The Leba

The Leba are different from the Gahouda in that they are representations of aspects of the natural world. Wherein the Gahouda are believed to be powerful spirits of ancient Jungle Halflings embodying aspects of mortality, the Leba are believed to be powerful spirits of beings that predate known races. They are believed to be the creations of a higher being beyond mortal comprehension that passed to inhabit structures of the natural world.

Eyranaka [The Jungle]

This Leba is considered one of the most powerful beings in the beliefs of the Jungle Halfling pantheon. He is considered to live within the jungle itself, an ever present being that is largely neutral towards the happenings that take place among the residents of the jungle. The Ampuku [Mystfolk, Myconids, & Treants] are seen as his servants and is claimed to appear in visions like a vaguely humanoid shape made of vines and other tropical plants held together by some strange shimmering mist.
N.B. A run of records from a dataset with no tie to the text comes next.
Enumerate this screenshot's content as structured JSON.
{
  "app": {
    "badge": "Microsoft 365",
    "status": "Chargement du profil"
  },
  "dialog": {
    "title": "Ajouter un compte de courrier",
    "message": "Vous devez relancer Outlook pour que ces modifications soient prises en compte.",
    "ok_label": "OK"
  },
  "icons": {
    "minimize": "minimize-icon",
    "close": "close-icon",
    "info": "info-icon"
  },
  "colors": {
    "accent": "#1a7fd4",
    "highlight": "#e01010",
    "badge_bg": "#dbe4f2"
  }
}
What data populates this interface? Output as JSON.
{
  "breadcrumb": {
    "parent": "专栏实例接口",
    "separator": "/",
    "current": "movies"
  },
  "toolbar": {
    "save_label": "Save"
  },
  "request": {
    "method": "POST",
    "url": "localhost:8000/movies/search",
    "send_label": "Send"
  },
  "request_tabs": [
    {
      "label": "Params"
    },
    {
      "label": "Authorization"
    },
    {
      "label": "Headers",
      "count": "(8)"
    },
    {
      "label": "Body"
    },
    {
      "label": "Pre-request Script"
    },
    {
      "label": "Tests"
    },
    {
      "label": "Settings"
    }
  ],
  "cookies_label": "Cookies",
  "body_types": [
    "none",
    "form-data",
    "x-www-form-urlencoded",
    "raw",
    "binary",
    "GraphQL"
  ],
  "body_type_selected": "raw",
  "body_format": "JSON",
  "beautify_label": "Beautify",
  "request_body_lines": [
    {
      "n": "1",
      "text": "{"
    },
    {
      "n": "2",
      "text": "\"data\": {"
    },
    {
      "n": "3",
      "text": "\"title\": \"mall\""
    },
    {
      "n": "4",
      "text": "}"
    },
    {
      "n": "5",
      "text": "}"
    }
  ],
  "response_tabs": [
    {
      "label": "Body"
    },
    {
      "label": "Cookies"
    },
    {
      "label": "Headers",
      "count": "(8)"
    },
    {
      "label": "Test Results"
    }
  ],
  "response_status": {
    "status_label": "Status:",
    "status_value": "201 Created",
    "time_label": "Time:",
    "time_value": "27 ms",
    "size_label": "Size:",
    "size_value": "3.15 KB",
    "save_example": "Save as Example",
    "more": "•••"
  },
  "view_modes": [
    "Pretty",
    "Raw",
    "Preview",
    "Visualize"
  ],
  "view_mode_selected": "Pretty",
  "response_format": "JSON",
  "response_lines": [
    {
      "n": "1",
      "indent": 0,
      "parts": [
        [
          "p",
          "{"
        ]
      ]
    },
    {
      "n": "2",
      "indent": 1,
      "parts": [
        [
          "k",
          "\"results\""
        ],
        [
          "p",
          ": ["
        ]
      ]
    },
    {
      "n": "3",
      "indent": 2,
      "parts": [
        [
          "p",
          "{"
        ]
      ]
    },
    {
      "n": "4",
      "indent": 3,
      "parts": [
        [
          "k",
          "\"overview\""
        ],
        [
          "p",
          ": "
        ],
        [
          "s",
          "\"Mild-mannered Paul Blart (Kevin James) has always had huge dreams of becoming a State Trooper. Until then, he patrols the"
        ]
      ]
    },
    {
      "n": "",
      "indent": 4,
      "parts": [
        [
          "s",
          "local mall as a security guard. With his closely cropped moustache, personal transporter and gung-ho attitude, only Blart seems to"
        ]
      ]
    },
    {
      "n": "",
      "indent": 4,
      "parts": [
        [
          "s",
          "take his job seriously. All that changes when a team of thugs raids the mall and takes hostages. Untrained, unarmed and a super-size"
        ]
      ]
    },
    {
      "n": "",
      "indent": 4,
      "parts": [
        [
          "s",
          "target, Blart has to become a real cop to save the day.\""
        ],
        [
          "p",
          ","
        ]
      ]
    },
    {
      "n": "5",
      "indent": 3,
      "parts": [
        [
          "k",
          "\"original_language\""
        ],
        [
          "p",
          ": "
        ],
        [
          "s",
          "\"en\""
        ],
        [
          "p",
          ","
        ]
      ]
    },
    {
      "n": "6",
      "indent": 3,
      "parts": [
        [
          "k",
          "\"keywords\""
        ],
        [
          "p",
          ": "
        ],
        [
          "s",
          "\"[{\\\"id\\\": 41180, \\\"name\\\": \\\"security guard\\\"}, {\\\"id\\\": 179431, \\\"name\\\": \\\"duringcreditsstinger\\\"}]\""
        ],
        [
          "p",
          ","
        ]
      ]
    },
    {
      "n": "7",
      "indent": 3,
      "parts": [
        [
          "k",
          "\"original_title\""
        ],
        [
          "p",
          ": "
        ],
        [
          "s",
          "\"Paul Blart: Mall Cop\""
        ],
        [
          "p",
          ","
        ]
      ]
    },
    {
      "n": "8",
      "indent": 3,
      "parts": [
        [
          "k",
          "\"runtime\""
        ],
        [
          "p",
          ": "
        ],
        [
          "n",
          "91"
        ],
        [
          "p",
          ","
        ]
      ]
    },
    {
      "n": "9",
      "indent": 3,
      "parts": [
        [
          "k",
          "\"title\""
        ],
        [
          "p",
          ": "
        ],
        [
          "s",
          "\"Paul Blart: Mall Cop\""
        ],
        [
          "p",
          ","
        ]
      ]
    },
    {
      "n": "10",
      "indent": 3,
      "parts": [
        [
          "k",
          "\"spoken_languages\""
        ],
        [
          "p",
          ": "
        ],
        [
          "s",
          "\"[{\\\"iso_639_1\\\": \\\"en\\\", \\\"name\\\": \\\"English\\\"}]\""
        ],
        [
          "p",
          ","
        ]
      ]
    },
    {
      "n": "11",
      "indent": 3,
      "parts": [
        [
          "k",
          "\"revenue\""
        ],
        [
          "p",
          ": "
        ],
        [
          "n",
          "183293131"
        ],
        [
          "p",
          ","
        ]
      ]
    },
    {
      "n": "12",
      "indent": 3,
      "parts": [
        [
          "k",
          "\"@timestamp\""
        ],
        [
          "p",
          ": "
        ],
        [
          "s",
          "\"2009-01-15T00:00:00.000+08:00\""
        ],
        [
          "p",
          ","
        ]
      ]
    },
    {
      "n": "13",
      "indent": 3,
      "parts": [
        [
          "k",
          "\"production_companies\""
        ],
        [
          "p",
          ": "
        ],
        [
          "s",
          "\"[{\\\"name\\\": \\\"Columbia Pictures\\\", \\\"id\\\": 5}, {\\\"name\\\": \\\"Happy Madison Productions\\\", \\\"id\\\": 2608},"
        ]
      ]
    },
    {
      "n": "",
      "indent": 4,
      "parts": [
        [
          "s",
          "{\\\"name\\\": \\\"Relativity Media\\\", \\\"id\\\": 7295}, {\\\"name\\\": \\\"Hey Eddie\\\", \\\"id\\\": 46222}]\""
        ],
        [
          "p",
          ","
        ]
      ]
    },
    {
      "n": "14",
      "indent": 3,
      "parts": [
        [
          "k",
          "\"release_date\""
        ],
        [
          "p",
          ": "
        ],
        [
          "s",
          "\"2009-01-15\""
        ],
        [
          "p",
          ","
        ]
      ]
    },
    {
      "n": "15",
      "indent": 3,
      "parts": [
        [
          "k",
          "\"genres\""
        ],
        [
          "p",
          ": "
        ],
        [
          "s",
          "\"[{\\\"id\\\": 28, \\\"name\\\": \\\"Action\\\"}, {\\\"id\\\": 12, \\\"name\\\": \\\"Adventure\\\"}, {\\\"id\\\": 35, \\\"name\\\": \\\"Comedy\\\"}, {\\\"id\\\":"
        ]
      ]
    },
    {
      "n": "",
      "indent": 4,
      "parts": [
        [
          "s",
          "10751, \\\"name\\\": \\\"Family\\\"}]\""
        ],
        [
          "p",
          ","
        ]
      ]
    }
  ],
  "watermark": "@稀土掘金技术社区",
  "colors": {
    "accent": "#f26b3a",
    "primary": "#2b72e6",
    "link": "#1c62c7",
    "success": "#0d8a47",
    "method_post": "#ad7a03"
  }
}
Kuvayia [The Kuvari River]

Kuvayia or as the halflings commonly river to her as, the wide river, dwells within what the villagers call the Kuvari river. This Leba presides over the wide river and is a Leba representing the waters of life to many of the Halfling Tribes that dwell closer to the river. Kuvayia is both the physical river and an entity worshiped. Kuvaiya is believed to be both benevolent and violent as the silt filled river offers life to those whom dwell close to it and is yet prone to flooding and filled with all manner of creatures. Kuvayia is believed to have once been a mortal whom sacrificed herself as the waters of the muddy, wide river threatened to swallow the world. She tied stones to her waist and plunged into the waters, this act of sacrifice imbuing the river with her spirit.

Azifaini [The Azifix Volcano]

Azifaini is the Leba of all fire whom resides within the volcano of Eyr. Azifaini rules over aspects of fire which is both scorching and comforting and is believed to be a very volatile Leba which requires the utmost respect or this androgynous entity will cover the whole of the world in scorching lava. Azifaini has appeared in the visions of shamans as both male and female.